Since the early 1970s, tobacco companies had played a critical role in automobile racing through its sponsorship of teams and events. No longer able to advertise in print or on television, it could advertise on the side of cars, however, and it did so freely. This investment came to an end in 1998, however, when after litigation involving the companies and the states’ attorney generals an agreement was reached that eliminated cigarette companies from automobile racing. After 28 years the NASCAR’s Winston Cup ended, but racing continued, now known as the NEXTEL series.
Assael, Shaun. Wide Open: Days and Nights on the NASCAR Tour.
Fleischman, Bill and Al Pearce. Inside Sports NASCAR Racing.
Hagstrom, Robert G. The

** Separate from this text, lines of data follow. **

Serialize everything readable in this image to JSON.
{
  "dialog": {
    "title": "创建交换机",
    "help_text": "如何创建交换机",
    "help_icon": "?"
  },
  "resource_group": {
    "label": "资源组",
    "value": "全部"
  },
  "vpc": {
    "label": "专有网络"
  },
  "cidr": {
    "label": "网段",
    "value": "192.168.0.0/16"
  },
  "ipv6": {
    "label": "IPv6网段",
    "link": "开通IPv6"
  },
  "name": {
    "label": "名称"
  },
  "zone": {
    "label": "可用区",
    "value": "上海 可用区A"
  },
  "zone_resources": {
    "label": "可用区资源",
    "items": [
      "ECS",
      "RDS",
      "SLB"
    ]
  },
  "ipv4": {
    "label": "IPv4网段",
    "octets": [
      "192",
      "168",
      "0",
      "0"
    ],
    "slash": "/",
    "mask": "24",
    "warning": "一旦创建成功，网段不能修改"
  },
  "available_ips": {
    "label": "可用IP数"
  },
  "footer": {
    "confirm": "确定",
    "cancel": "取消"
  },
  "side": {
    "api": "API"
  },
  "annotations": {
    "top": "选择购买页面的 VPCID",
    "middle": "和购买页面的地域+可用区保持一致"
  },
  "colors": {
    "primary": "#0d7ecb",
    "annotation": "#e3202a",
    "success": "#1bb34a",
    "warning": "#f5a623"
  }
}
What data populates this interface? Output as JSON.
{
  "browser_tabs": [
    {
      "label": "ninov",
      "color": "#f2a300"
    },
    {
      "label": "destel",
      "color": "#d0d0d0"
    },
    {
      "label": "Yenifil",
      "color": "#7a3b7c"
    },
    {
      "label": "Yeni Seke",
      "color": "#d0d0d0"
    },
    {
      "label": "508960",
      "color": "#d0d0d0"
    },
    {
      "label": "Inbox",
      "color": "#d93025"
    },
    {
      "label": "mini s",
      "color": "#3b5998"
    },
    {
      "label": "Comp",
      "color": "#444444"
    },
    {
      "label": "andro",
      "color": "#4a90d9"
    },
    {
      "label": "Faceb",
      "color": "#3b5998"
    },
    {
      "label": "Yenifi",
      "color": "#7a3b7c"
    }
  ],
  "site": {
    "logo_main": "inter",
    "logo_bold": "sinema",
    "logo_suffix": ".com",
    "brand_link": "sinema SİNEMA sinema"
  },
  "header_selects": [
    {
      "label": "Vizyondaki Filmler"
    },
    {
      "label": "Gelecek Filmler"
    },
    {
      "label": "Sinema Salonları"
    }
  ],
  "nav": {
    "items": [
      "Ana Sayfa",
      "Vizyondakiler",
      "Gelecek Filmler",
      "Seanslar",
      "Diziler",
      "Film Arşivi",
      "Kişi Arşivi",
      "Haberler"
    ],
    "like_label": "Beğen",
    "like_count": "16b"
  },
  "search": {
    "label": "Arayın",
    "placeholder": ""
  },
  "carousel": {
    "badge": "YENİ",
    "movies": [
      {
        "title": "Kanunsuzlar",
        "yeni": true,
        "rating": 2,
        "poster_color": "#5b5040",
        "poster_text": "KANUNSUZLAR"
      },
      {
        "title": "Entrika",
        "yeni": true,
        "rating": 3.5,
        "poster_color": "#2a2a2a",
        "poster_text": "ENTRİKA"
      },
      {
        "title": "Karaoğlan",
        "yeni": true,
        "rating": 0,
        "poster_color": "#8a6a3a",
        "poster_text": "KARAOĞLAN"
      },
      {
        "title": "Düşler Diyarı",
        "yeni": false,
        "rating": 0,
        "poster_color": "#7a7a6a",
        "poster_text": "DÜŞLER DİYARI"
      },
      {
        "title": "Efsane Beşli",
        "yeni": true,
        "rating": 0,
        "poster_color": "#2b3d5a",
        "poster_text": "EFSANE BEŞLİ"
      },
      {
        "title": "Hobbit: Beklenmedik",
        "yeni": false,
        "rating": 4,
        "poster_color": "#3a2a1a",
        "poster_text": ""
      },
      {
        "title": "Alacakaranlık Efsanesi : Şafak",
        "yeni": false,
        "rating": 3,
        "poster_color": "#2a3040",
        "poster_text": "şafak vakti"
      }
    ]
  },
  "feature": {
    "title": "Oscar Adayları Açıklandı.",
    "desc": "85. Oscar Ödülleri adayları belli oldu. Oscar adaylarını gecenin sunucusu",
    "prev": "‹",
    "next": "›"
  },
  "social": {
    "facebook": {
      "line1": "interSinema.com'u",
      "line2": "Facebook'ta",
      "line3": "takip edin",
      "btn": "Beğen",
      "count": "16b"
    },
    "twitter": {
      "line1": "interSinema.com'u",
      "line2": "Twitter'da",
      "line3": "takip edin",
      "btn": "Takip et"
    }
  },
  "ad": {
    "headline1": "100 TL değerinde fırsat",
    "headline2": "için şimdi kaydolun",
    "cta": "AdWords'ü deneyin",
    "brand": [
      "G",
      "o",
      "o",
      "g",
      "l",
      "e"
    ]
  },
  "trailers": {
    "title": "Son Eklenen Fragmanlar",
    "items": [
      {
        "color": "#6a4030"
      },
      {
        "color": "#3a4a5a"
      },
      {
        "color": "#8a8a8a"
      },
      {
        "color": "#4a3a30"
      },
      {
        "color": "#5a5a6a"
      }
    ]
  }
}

Levine, Leo. “The Business of Racing.” Road & Track 51, no.4 (April, 1999):146-149. A very perceptive analysis of automobile racing as a business. Sponsors, advertising, and the role of the media, especially TV, are discussed.
Monday, April 9, 2012
For the past century, specifically during agricultural surpluses and/or fuel shortages, the
The potential for ethanol as a fuel source first arose during World War I, as incredible fuel shortages ensued; it was at this time that Henry Ford began researching the production of alcohol from grain; this was part of Ford’s lifelong interest to join agriculture to industry. However, no official testing was able to be conducted until the post-war era brought a concern that worldwide petroleum supplies would soon be depleted. The post-war era also brought about the end of the Progressive reform and Prohibition. Due to ethanol’s use in beverage alcohol, alcohol distillers during Prohibition latched on to it as an alternative fuel in attempt to save their dying businesses. They would provide a number of arguments to promote their product’s use as a straight fuel or blended with traditional gasoline to create gasohol (a mixture of conventional gasoline with any type of alcohol, generally portioned at 10-25% alcohol). The most important of these advantages involved countering the growing problem of engine knock, increased power, and very similar fuel mileage data to that of conventional gasoline.
The first major attempt to market gasohol occurred in 1922 when the Standard Oil Company tested a 25% blend in the
The potential for alcohol based fuel sources arose again during the early 1930s, as agriculture took an intense dive, bringing corn prices down to ten cents per bushel. Grasping for any hope of saving their farms, agricultural leaders threw incredible amounts of support at promoting and advancing technology in ethanol fuel. This actually led to the creation of the “Motor Fuel Alcohol Committee,” which consisted of a number of Midwestern alcohol supporters. This committee would investigate the potential for nationwide use of corn to produce ethanol, and would ultimately conclude that if the
Agriculture’s use in industry would seemingly die until 1935 when the ever persistent Henry Ford, in unison with Dr. William J Hale, Mr. Francis Patrick Garvan, and Dr. Charles Holmes Herty, brought industrial and agricultural leaders together to promote the potential of combining science, industry and agriculture. The First Dearborn Conference, May 7-8 1935, attempted “to offer an alternative to the domestic-allotment, acreage restriction agriculture programs of the New Deal and Secretary of Agriculture Henry A. Wallace” (Giebelhaus 179). This conference brought members to Henry Ford’s replica of Independence Hall in
This led to the construction of the first major ethanol refinery in
The late 1930s allowed supporters the opportunity to reflect on their experiments and test markets of the previous years. They, along with such organizations as the Farm Chemurgic Council and the USDA, concluded that alcohol would never reach a cost low enough to prove any benefit as even a five or ten percent blend in straight gasoline. While the agricultural industry was seeing a great amount of benefit from these programs, without tax incentives, they simply wouldn’t be able to supply ethanol at an affordable cost. However, the one major positive pulled from the 1920s and 30s showed the United States that as a long-term alternative fuel source, that ethanol could potentially support the nation’s need for motor fuel. Ultimately, the